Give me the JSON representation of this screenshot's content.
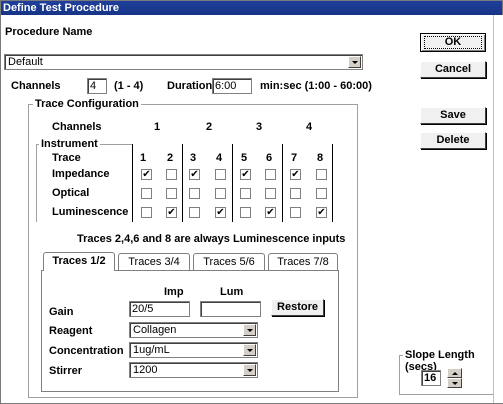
{
  "window": {
    "title": "Define Test Procedure"
  },
  "procedure": {
    "label": "Procedure Name",
    "value": "Default"
  },
  "channels": {
    "label": "Channels",
    "value": "4",
    "range": "(1 - 4)"
  },
  "duration": {
    "label": "Duration",
    "value": "6:00",
    "range": "min:sec (1:00 - 60:00)"
  },
  "buttons": {
    "ok": "OK",
    "cancel": "Cancel",
    "save": "Save",
    "delete": "Delete",
    "restore": "Restore"
  },
  "trace_config": {
    "title": "Trace Configuration",
    "channels_label": "Channels",
    "channel_numbers": [
      "1",
      "2",
      "3",
      "4"
    ],
    "instrument_title": "Instrument",
    "trace_label": "Trace",
    "trace_numbers": [
      "1",
      "2",
      "3",
      "4",
      "5",
      "6",
      "7",
      "8"
    ],
    "rows": [
      {
        "label": "Impedance",
        "checked": [
          true,
          false,
          true,
          false,
          true,
          false,
          true,
          false
        ]
      },
      {
        "label": "Optical",
        "checked": [
          false,
          false,
          false,
          false,
          false,
          false,
          false,
          false
        ]
      },
      {
        "label": "Luminescence",
        "checked": [
          false,
          true,
          false,
          true,
          false,
          true,
          false,
          true
        ]
      }
    ],
    "note": "Traces 2,4,6 and 8 are always Luminescence inputs"
  },
  "tabs": [
    "Traces 1/2",
    "Traces 3/4",
    "Traces 5/6",
    "Traces 7/8"
  ],
  "active_tab": 0,
  "panel": {
    "imp_header": "Imp",
    "lum_header": "Lum",
    "gain_label": "Gain",
    "gain_imp": "20/5",
    "gain_lum": "",
    "reagent_label": "Reagent",
    "reagent_value": "Collagen",
    "concentration_label": "Concentration",
    "concentration_value": "1ug/mL",
    "stirrer_label": "Stirrer",
    "stirrer_value": "1200"
  },
  "slope": {
    "title": "Slope Length (secs)",
    "value": "16"
  }
}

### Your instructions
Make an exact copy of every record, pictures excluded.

### Task answer
Give me the JSON representation of this screenshot's content.
{
  "window": {
    "title": "Define Test Procedure"
  },
  "procedure": {
    "label": "Procedure Name",
    "value": "Default"
  },
  "channels": {
    "label": "Channels",
    "value": "4",
    "range": "(1 - 4)"
  },
  "duration": {
    "label": "Duration",
    "value": "6:00",
    "range": "min:sec (1:00 - 60:00)"
  },
  "buttons": {
    "ok": "OK",
    "cancel": "Cancel",
    "save": "Save",
    "delete": "Delete",
    "restore": "Restore"
  },
  "trace_config": {
    "title": "Trace Configuration",
    "channels_label": "Channels",
    "channel_numbers": [
      "1",
      "2",
      "3",
      "4"
    ],
    "instrument_title": "Instrument",
    "trace_label": "Trace",
    "trace_numbers": [
      "1",
      "2",
      "3",
      "4",
      "5",
      "6",
      "7",
      "8"
    ],
    "rows": [
      {
        "label": "Impedance",
        "checked": [
          true,
          false,
          true,
          false,
          true,
          false,
          true,
          false
        ]
      },
      {
        "label": "Optical",
        "checked": [
          false,
          false,
          false,
          false,
          false,
          false,
          false,
          false
        ]
      },
      {
        "label": "Luminescence",
        "checked": [
          false,
          true,
          false,
          true,
          false,
          true,
          false,
          true
        ]
      }
    ],
    "note": "Traces 2,4,6 and 8 are always Luminescence inputs"
  },
  "tabs": [
    "Traces 1/2",
    "Traces 3/4",
    "Traces 5/6",
    "Traces 7/8"
  ],
  "active_tab": 0,
  "panel": {
    "imp_header": "Imp",
    "lum_header": "Lum",
    "gain_label": "Gain",
    "gain_imp": "20/5",
    "gain_lum": "",
    "reagent_label": "Reagent",
    "reagent_value": "Collagen",
    "concentration_label": "Concentration",
    "concentration_value": "1ug/mL",
    "stirrer_label": "Stirrer",
    "stirrer_value": "1200"
  },
  "slope": {
    "title": "Slope Length (secs)",
    "value": "16"
  }
}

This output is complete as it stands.